(INFORMATION Opens)

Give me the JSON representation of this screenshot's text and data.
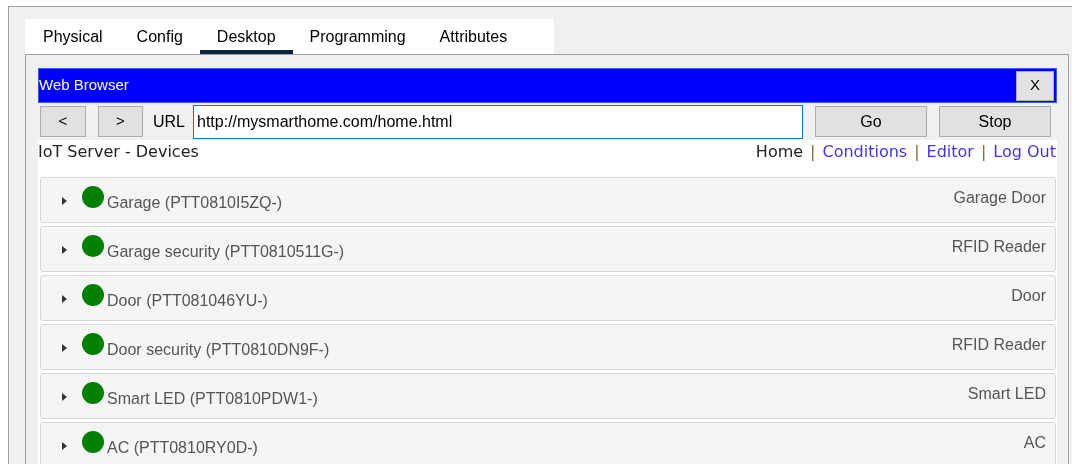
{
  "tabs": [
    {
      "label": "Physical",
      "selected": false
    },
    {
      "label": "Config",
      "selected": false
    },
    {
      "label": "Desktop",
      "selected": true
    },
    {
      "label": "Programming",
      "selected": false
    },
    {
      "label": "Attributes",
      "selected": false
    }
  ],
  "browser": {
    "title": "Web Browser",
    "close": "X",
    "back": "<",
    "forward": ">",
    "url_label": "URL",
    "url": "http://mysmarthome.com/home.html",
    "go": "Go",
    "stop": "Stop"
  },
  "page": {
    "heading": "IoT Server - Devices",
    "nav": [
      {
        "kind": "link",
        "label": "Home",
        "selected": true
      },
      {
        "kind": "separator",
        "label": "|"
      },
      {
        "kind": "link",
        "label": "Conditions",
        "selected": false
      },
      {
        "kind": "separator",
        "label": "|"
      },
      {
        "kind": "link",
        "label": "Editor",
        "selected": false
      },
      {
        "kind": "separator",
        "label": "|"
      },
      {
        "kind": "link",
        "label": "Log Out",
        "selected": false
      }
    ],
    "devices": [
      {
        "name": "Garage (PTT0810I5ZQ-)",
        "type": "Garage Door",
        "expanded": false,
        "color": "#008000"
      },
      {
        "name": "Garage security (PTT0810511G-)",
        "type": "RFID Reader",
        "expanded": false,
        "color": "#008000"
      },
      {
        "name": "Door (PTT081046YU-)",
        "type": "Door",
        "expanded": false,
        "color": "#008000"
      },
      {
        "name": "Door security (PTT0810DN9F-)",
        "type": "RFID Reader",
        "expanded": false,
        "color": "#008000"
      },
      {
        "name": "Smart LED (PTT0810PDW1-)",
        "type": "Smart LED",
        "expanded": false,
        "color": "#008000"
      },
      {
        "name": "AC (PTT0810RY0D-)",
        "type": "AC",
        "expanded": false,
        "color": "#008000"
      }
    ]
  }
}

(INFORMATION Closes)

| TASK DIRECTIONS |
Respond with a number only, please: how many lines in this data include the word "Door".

| SOLUTION FOR THIS TASK |
4